Click here for our trip report and itinerary of our hike.
Five months ago when we were still in Australia we knew we had to pre-purchase the Machu Picchu tickets because it is one of the most visited tourist sights in the world. We monitored TripAdvisor posts, waiting to pounce on when tickets went on sale. We decided to hike to both Huayna Picchu and Montana Picchu – the two small hills with views over the MP complex. They sell out months in advance (especially to Huayna Picchu) so I would recommend anyone interested to get those tickets in advance!
Now armed with Machu Picchu tickets, the next question was “how were we going to get there?”
As avid hikers, there was no doubt we were going to hike to Machu Picchu (you could always take the train to Aguas Calientes, the nearest town to MP and where most tourists stay when they are visiting MP). Most people we knew chose to do the Inca Trail, but our research also showed that other alternatives existed (ie. the Salkantay trek and Lares trek). We like the freedom of hiking independently, and by that time we had done some hiking in Patagonia (click here and here for our accounts of our Torres del Paine hike and our Huemul circuit hike respectively).
Finally the CRO (Chief Research Officer) of our trip (ie. Nathan) made the decision: we were going to hike to a set of lesser known Incan ruins called Choquequirao, and from there hike towards Machu Picchu.
The two blogs we referred to for our trip planning were by Stingy Nomads and Travel Outlandish. Why Wait World Tour also wrote about their experience hiking from Choquequirao to MP, but they went on a private tour. We also found the trip report by this Redditer really useful and had downloaded all those pages offline on our phone browsers.
Despite extensive research we couldn’t find a single trip report about independent hikers hiking from the start of Choquequirao to Machu Picchu itself, so that’s what we’ve decided to do here.
Armed with a positive attitude, we started the trek jubilantly as the first part of it was descent. Descending isn’t really that hard… only the ascent after that is a challenge.

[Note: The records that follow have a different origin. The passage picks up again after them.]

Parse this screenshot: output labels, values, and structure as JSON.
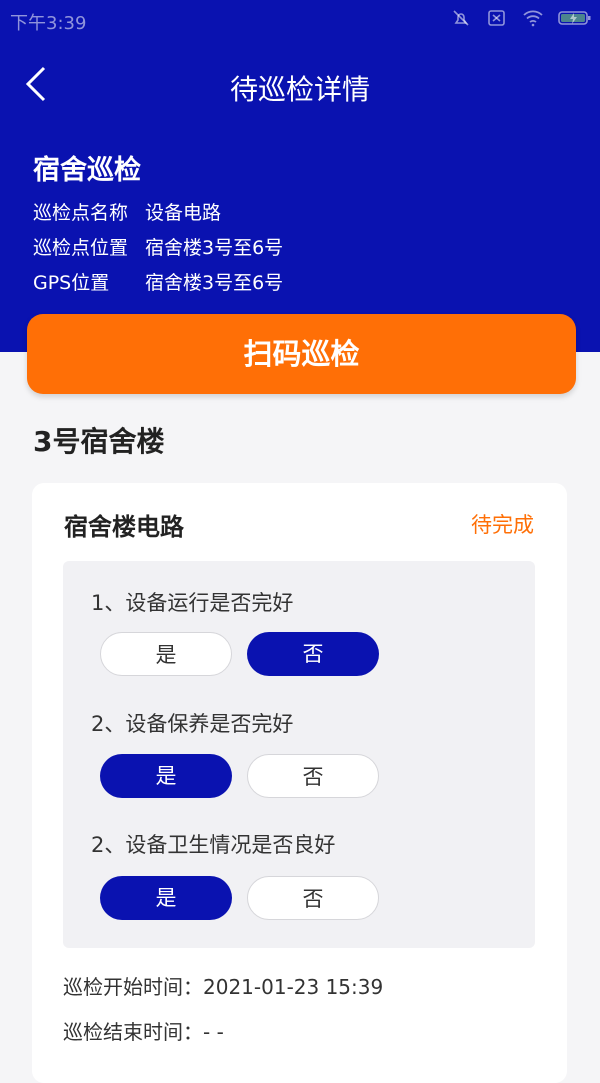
{
  "status_bar": {
    "time": "下午3:39"
  },
  "header": {
    "title": "待巡检详情"
  },
  "site": {
    "name": "宿舍巡检",
    "rows": [
      {
        "label": "巡检点名称",
        "value": "设备电路"
      },
      {
        "label": "巡检点位置",
        "value": "宿舍楼3号至6号"
      },
      {
        "label": "GPS位置",
        "value": "宿舍楼3号至6号"
      }
    ]
  },
  "scan_button": {
    "label": "扫码巡检"
  },
  "building": "3号宿舍楼",
  "card": {
    "title": "宿舍楼电路",
    "status": "待完成",
    "questions": [
      {
        "text": "1、设备运行是否完好",
        "yes": "是",
        "no": "否",
        "selected": "no"
      },
      {
        "text": "2、设备保养是否完好",
        "yes": "是",
        "no": "否",
        "selected": "yes"
      },
      {
        "text": "2、设备卫生情况是否良好",
        "yes": "是",
        "no": "否",
        "selected": "yes"
      }
    ],
    "start_time": "巡检开始时间：2021-01-23 15:39",
    "end_time": "巡检结束时间：- -"
  },
  "colors": {
    "primary": "#0a12b0",
    "accent": "#ff6f06"
  }
}
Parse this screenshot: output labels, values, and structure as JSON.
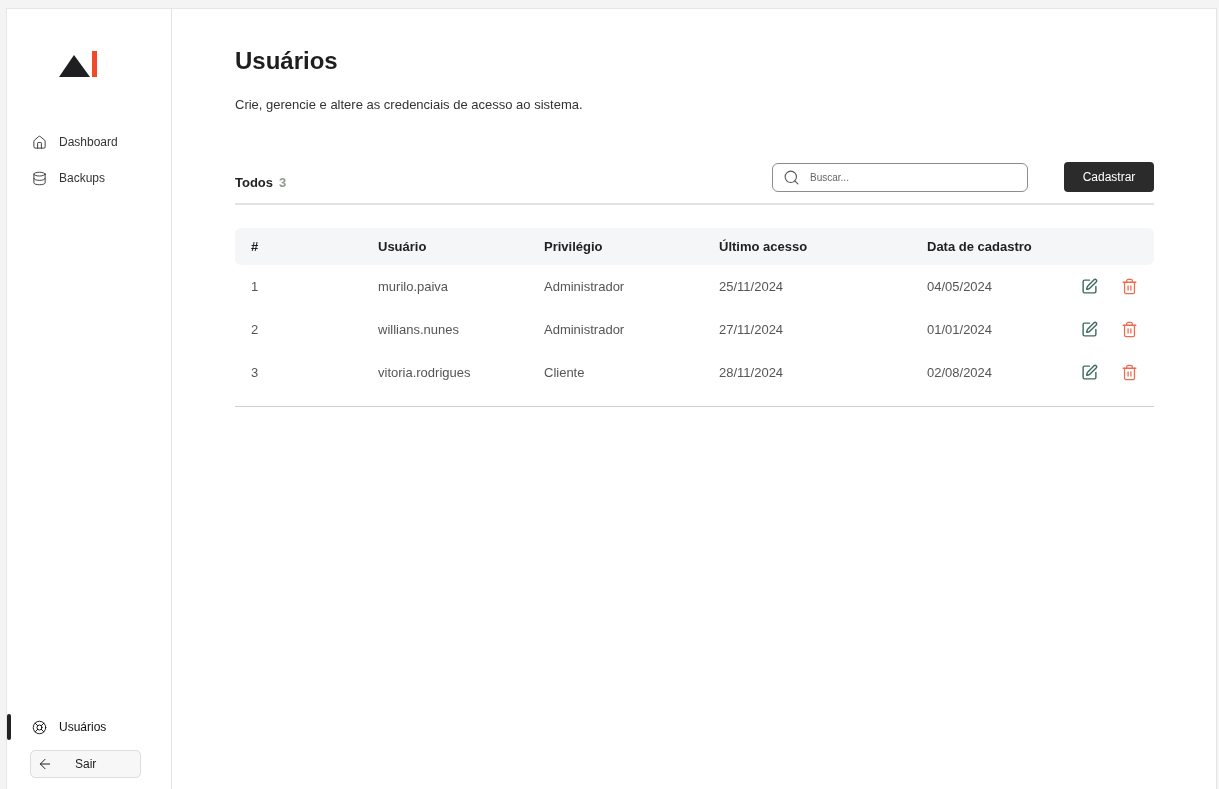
{
  "sidebar": {
    "nav": [
      {
        "label": "Dashboard",
        "selected": false
      },
      {
        "label": "Backups",
        "selected": false
      }
    ],
    "bottom_nav": [
      {
        "label": "Usuários",
        "selected": true
      }
    ],
    "logout": {
      "label": "Sair"
    }
  },
  "page": {
    "title": "Usuários",
    "subtitle": "Crie, gerencie e altere as credenciais de acesso ao sistema."
  },
  "toolbar": {
    "filter": {
      "label": "Todos",
      "count": "3"
    },
    "search": {
      "placeholder": "Buscar..."
    },
    "primary_button": "Cadastrar"
  },
  "table": {
    "columns": [
      "#",
      "Usuário",
      "Privilégio",
      "Último acesso",
      "Data de cadastro"
    ],
    "rows": [
      {
        "cells": [
          "1",
          "murilo.paiva",
          "Administrador",
          "25/11/2024",
          "04/05/2024"
        ]
      },
      {
        "cells": [
          "2",
          "willians.nunes",
          "Administrador",
          "27/11/2024",
          "01/01/2024"
        ]
      },
      {
        "cells": [
          "3",
          "vitoria.rodrigues",
          "Cliente",
          "28/11/2024",
          "02/08/2024"
        ]
      }
    ]
  }
}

What I enjoyed most about the hike was the remoteness (after Choquequirao to Ccolcapampa) and the hospitality of the local highlanders. For a mere 5 soles per campsite, we camped at backyards; and occasionally under shelter (which was great for our ultralight tent, which, as experienced in previous hikes, would either leak water in or get soaked in with condensation. Pro tip: make sure you have a tent that doesn’t leak before embarking on hikes in comparatively more damp areas!). Each villager had their own story of how they got there (sadly my Spanish wasn’t good enough to figure out each story); but at least I got their names and occasionally made a fool of myself with my bad Spanish (for example, when I told a villager I was 200 years old instead of 20-something. He couldn’t stop cackling.)
The scenery was out of this world. It’s always amazing to look back at the trail and see where you’ve come from – or where you’re headed to. Especially on the uphills I needed extra encouragement to keep going; especially when the uphills and steep Inca stairs never seemed to end.
I knew that completing the hike would be an achievement – and it is still an achievement I am very proud of us for completing it. We barely crossed paths with any hikers, especially when we arrived at Yanama and most hikers would have opted to take a taxi to Santa Teresa – but that’s what we loved about our hike from Choquequirao to Machu Picchu. We immersed ourselves in the environment and in a sense felt like we walked like how Incans did, some 400-500 years ago.
And I suppose, in my opinion, we walked the true Inca trail.